Arriving at erba da nakahigashi, you might think you’d stumbled into a plush, exclusive Japanese restaurant, rather than one serving Italian cuisine. The walls down to the basement premises are finished in lacquer and the dining room has no tables at all, just a compact open kitchen with a wooden counter. There are only eight seats, each set with chopsticks.
The style is classic kappo, a restaurant where customers sit and watch as the chef prepares course after elaborate course of exquisite washoku (traditional Japanese cuisine). That is, apart from one reassuring element: a large, handsome Italian bacon slicer in bright Ferrari red that stands in the center of the counter.
This intersection of influences is fitting. Chef Toshifumi Nakahigashi, the man who operates that equipment, carving slivers of the finest San Daniele prosciutto, hails from Kyoto, where his father runs one of the most highly respected restaurants.
Despite his family specializing in Japanese cuisine, the younger Nakahigashi chose a different path. At the age of 18, as soon as he graduated high school, he set off for Tuscany, spending a year at the renowned Ristorante Arnolfo, before moving to Paris to hone his skills at French superchef Alain Ducasse’s flagship restaurant.
Back in Japan, he worked at Italian restaurants in Kyoto and Osaka. But when he finally took the plunge to open his own place, he moved away from his roots again, opening instead in Tokyo’s Nishi-Azabu district. His cooking is undeniably Italian in flavor and inspiration, but his 14-course omakase (“leave it up to the chef”) tasting menu is presented with more than a trace of Japanese precision.
The name — erba is Italian for “grass” — is also a homage to his father’s restaurant, Sojiki Nakahigashi (sojiki literally means “grass eating” but reflects the role that wild plants play in the meals). The younger Nakahigashi has an equal focus on the vegetable kingdom, using up to 60 different kinds of plants, herbs and flowers in each meal. Many of these are sent up to Tokyo fresh daily by friends who are farmers outside Kyoto.
The hunters who supply the venison, wild boar and fowl that form the centerpiece of his meals are also longstanding connections. They forage in the hills outside of Kyoto for wild plants in spring and for mushrooms in autumn. And the elegant ceramics that he serves the food on are made by a long-time friend in the Kiyomizu pottery district.

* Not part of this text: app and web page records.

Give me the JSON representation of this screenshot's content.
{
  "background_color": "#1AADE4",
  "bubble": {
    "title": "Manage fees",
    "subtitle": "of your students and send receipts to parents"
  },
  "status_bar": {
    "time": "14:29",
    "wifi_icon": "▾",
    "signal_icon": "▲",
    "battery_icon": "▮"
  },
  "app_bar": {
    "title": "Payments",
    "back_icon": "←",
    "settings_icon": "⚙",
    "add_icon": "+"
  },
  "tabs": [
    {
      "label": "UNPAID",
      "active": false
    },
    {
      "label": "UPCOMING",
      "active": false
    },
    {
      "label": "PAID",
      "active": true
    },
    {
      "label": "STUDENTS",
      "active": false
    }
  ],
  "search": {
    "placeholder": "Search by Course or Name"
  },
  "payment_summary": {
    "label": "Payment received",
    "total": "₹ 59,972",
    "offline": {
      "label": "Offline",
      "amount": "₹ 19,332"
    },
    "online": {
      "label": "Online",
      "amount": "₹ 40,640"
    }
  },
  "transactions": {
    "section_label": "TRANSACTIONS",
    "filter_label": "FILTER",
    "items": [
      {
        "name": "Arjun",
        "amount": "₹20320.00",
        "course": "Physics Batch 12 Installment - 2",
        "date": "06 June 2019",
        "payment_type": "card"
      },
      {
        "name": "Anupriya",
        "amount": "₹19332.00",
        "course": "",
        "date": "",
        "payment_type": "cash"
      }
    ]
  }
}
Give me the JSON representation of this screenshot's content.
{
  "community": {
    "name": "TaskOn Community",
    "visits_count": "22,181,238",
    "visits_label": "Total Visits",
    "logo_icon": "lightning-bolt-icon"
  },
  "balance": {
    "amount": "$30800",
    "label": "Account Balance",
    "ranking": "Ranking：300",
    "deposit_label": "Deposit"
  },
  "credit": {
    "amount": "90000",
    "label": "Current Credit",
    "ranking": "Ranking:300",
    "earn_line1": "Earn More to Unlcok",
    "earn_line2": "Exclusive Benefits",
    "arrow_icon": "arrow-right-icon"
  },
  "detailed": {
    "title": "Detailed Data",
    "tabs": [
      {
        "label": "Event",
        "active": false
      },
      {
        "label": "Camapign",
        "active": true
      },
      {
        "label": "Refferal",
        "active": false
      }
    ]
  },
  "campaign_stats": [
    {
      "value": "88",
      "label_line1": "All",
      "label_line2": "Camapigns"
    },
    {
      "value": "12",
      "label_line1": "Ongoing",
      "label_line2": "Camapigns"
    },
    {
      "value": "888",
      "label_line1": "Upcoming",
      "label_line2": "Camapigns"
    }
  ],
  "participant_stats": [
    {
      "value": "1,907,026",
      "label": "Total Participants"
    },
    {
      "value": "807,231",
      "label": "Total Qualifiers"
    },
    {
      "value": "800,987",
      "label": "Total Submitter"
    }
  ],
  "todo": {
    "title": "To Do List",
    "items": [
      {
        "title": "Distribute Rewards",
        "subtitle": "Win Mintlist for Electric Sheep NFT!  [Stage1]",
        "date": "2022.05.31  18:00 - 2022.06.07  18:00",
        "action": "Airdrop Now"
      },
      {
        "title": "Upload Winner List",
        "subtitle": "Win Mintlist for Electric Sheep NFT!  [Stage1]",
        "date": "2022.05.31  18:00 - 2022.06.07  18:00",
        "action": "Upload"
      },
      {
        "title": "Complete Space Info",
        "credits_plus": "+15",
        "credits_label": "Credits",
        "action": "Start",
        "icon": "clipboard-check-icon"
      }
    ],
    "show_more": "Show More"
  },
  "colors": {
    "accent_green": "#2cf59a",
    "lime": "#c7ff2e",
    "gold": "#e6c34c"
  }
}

For one of his signature dishes, Nakahigashi pulls out a retro coffee siphon. In the top chamber, he places dried vegetable peel, roots and offcuts that would usually be discarded. Underneath he heats up a minestrone broth made from ham and Parmesan scraps until it bubbles up and is imbued with the vegetables. He serves this flavorful soup with lightly steamed vegetables or pours it over delicate hand-made ravioli
As in any Japanese meal, the final main dish is rice. Here, that means a delicate risotto, which Nakahigashi masterfully adorns with premium uni (sea urchin) or other seafood. It is the perfect summation of this meeting of very fine food cultures.
"Would you like to see the kitchen?" Chef Olivier Chaignon asks me. What he really means is, "You have to come and see the kitchen they've created for me!" When you get there you understand his excitement.
It's huge, and feels even more so because it's so gleaming and spotless. The pastry kitchen is at the back, all part of the same space instead of being banished to a separate floor, as it was in the old building.
Chaignon introduces me to Head Chef Izumi Yamashita. He's a veteran not just from the previous team, under Bruno Menard, but from the time of the legendary Jacques Borie, who took over at L'Osier in 1986 and established its heavyweight credentials.
But Chaignon is in charge now. And he's keen to give us all a taste of his cuisine. It turns out to be a 7-course meal in miniature: perfect with all that bubbly...
Starting with a simple little number involving tuna wrapped in blanched lettuce leaf, topped on a bed of bouillon gelée and topped with a generous blob of sturgeon roe.
So good it demands a close-up.
Then a smooth, warm mousse that is rich with the woodsy aroma of cep.
Followed by a wonderful risotto with scallops and Alba white truffles…
Sea bass served with a sauce of oursin (uni), concealing a wheat grain "risotto".
Then duck (from Challans, bien sûr) with poireau leek, on creamed potato…
And finally a cube of Hokkaido wagyu filet with classic sauce Bordelaise.
Time to explore the desserts: dark chocolate with a delicate shred of gold leaf…
…concealing a core of pistachio and butterscotch creams.
And finally, just in case we had not been sweetened up enough, there were nice little trays of mignardises and macarons…
L'Osier officially reopened from today (Friday). But if all the above has whetted your appetite, I'm sorry: L'Osier is already fully booked through the end of the year.
But if it's this popular now, imagine what it will be like after the Michelin inspectors have paid their visits and awarded their stars. At least that won't happen until next year.